I decided to push through that feeling. To face down my fears. To show that it was possible for someone with a body like mine could love a body like mine, even when the body doesn't reflect the spirit.
I pushed myself too hard. Sometimes when you stare into the abyss, the abyss not only stares back, but swallows you whole.
I don't have a problem getting naked. I've been performing burlesque where people see me strip down to a thong and pasties, and there's plenty of photos of me performing that have been posted publicly. I appeared nearly nude in another photo project that got a bit of international attention.
So I knew what I was getting into to. Anastasia was lovely, respectful, and excellent at putting me at ease. We had a great conversation about trans issues, gender issues and many other things during the shoot.
But while the spirit was willing, the body was saying fuck off. As we were reviewing the photos together after the shoot, Anastasia commented that during the shoot I rarely moved around during the shoot, and all my poses were tightly controlled -- poses with "pretty hands" and "pretty legs" and otherwise positioning my body to looks as "feminine" as possible. It wasn't something I did consciously.
She said normally people start this way but usually loosen up after a bit. With people who perform it takes longer (since they're used to presenting their body to an audience) -- one reason she does a fairly long shoot.
I never did loosen up.
I knew this wasn't going to be a glamour shoot -- but part of the appeal was the challenge of communicating my femininity when the make-up, the padding, the clothes were all stripped away. But going through the photos all I could think was that my hair looked awful (it had frizzed that morning and I didn't have time to fix it), my skin without foundation looked red and blotchy, I had man-boobs instead of breasts, my belly was all-too-prominent. I looked fat and old and ugly -- and far too male.
I wish I was more self-accepting of the body I have now. I _want_ to be more self-accepting. I _need_ to be more self-accepting. But it wasn't happening today.

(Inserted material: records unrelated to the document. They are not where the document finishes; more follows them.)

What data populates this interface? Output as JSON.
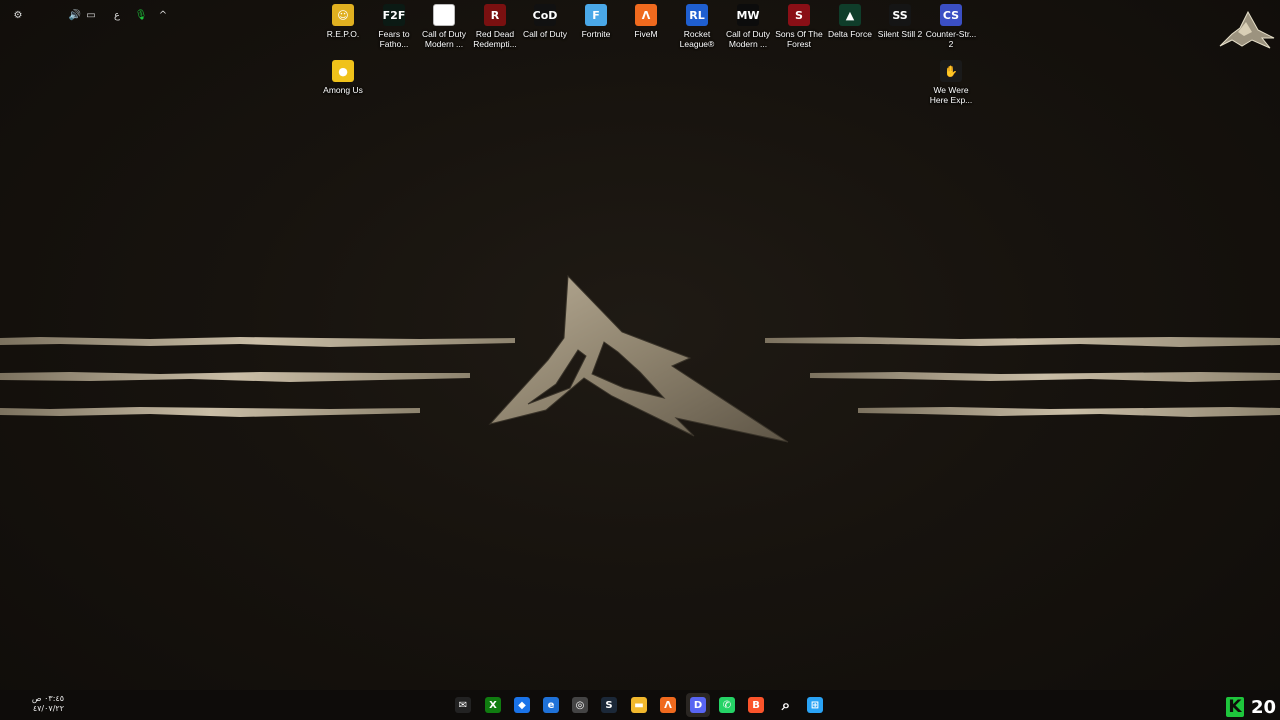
{
  "desktop": {
    "icons": [
      {
        "label": "R.E.P.O.",
        "icon": "repo-game-icon",
        "color": "#e0b020",
        "glyph": "☺"
      },
      {
        "label": "Fears to Fatho...",
        "icon": "fears-to-fathom-icon",
        "color": "#0b1a14",
        "glyph": "F2F"
      },
      {
        "label": "Call of Duty Modern ...",
        "icon": "file-shortcut-icon",
        "color": "#ffffff",
        "glyph": ""
      },
      {
        "label": "Red Dead Redempti...",
        "icon": "red-dead-redemption-icon",
        "color": "#7a1010",
        "glyph": "R"
      },
      {
        "label": "Call of Duty",
        "icon": "call-of-duty-icon",
        "color": "#111111",
        "glyph": "CoD"
      },
      {
        "label": "Fortnite",
        "icon": "fortnite-icon",
        "color": "#4aa8e8",
        "glyph": "F"
      },
      {
        "label": "FiveM",
        "icon": "fivem-icon",
        "color": "#f06a1e",
        "glyph": "Λ"
      },
      {
        "label": "Rocket League®",
        "icon": "rocket-league-icon",
        "color": "#1f5fd0",
        "glyph": "RL"
      },
      {
        "label": "Call of Duty Modern ...",
        "icon": "call-of-duty-mw-icon",
        "color": "#0c0c0c",
        "glyph": "MW"
      },
      {
        "label": "Sons Of The Forest",
        "icon": "sons-of-the-forest-icon",
        "color": "#8a0f16",
        "glyph": "S"
      },
      {
        "label": "Delta Force",
        "icon": "delta-force-icon",
        "color": "#0f3d2a",
        "glyph": "▲"
      },
      {
        "label": "Silent Still 2",
        "icon": "silent-still-icon",
        "color": "#151515",
        "glyph": "SS"
      },
      {
        "label": "Counter-Str... 2",
        "icon": "counter-strike-icon",
        "color": "#3b4fc4",
        "glyph": "CS"
      },
      {
        "label": "Among Us",
        "icon": "among-us-icon",
        "color": "#f0c21a",
        "glyph": "●"
      },
      {
        "label": "We Were Here Exp...",
        "icon": "we-were-here-icon",
        "color": "#1a1a1a",
        "glyph": "✋"
      }
    ]
  },
  "taskbar": {
    "apps": [
      {
        "name": "mail-app-icon",
        "color": "#222222",
        "glyph": "✉"
      },
      {
        "name": "xbox-icon",
        "color": "#107c10",
        "glyph": "X"
      },
      {
        "name": "shield-app-icon",
        "color": "#1a73e8",
        "glyph": "◆"
      },
      {
        "name": "edge-browser-icon",
        "color": "#1f72d8",
        "glyph": "e"
      },
      {
        "name": "game-launcher-icon",
        "color": "#444444",
        "glyph": "◎"
      },
      {
        "name": "steam-icon",
        "color": "#1b2838",
        "glyph": "S"
      },
      {
        "name": "file-explorer-icon",
        "color": "#f1b82d",
        "glyph": "▬"
      },
      {
        "name": "fivem-taskbar-icon",
        "color": "#f06a1e",
        "glyph": "Λ"
      },
      {
        "name": "discord-icon",
        "color": "#5865f2",
        "glyph": "D"
      },
      {
        "name": "whatsapp-icon",
        "color": "#25d366",
        "glyph": "✆"
      },
      {
        "name": "brave-browser-icon",
        "color": "#fb542b",
        "glyph": "B"
      },
      {
        "name": "search-icon",
        "color": "#0e0c0a",
        "glyph": "⌕"
      },
      {
        "name": "start-menu-icon",
        "color": "#2aa3f5",
        "glyph": "⊞"
      }
    ],
    "tray": {
      "chevron": "^",
      "mic": "🎙",
      "language": "ع",
      "network": "▭",
      "volume": "🔊",
      "time": "٠٣:٤٥ ص",
      "date": "٤٧/٠٧/٢٢"
    },
    "widget": {
      "logo": "K",
      "score": "20"
    }
  },
  "colors": {
    "wallpaper_dark": "#17130e",
    "metal_light": "#c9bda6",
    "metal_dark": "#6a6050",
    "taskbar": "#0e0c0a",
    "accent_green": "#1ec63c"
  }
}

As we picked out a half-dozen photos in which I don't look as hideous, I put on a brave face and acted enthusiastic. Partly I didn't want to disappoint Anastasia, when I'd already felt like I'd given her an uninteresting photoshoot. Part of it was being in the midst of the initial shock of seeing the photos and trying to convince myself that they weren't as upsetting as they were. Part of it was that Anastasia thought some of the photos were "adorable," and one reason I was interested in doing the photo shoot (and others I've done) is that it's chance to see myself through others' eyes. So I was also trying believe in what she saw in me.
I do have the option asking her to withdraw the photos from the project -- that was an upfront option she makes available to all the models. Not sure if I'll exercise it. I need more time to process the experience, we'll see how I feel when she sends copies of the photos to me.
I may never think of them as photos I _like,_ but they may be photos that I'm willing to have seen publicly. The project was intended to explore boundaries, vulnerability, and consent -- and it succeeded. Just not in the ways I'd expected."
"I went through the photos from the shoot tonight. Vodka and tears were involved, both in generous quantities.
At first it was hard to see anything but the things I hated. The bad hair day. My face, dotted red from electrolysis -- the first salvos in what will be a months-long battle to rid myself of my beard. The discomfort. The sadness. The trying to be home in my skin, and not succeeding. The trying to hold it together.
But ultimately it was cathartic. Confronting images from a photoshoot where I've felt the ugliest I have in awhile, there were bits and pieces that I could look at and not flinch at, sometime even embrace. The occasional look in my eye, the curve of my calf, my nails looking long and elegant. The times when the vulnerability showed through. Even the wariness and guardedness.
I'm still having trouble being self-accepting of the body I see in the photos. In the mirror I can see what I want to see, but the camera is a harsh mistress that sees things as they are, not how I'd like them to be. Seeing the body I have now, not the body I desire. But I can now look at the photos and... well... maybe not embrace what I see, but rather come to a detente with it. That's a start."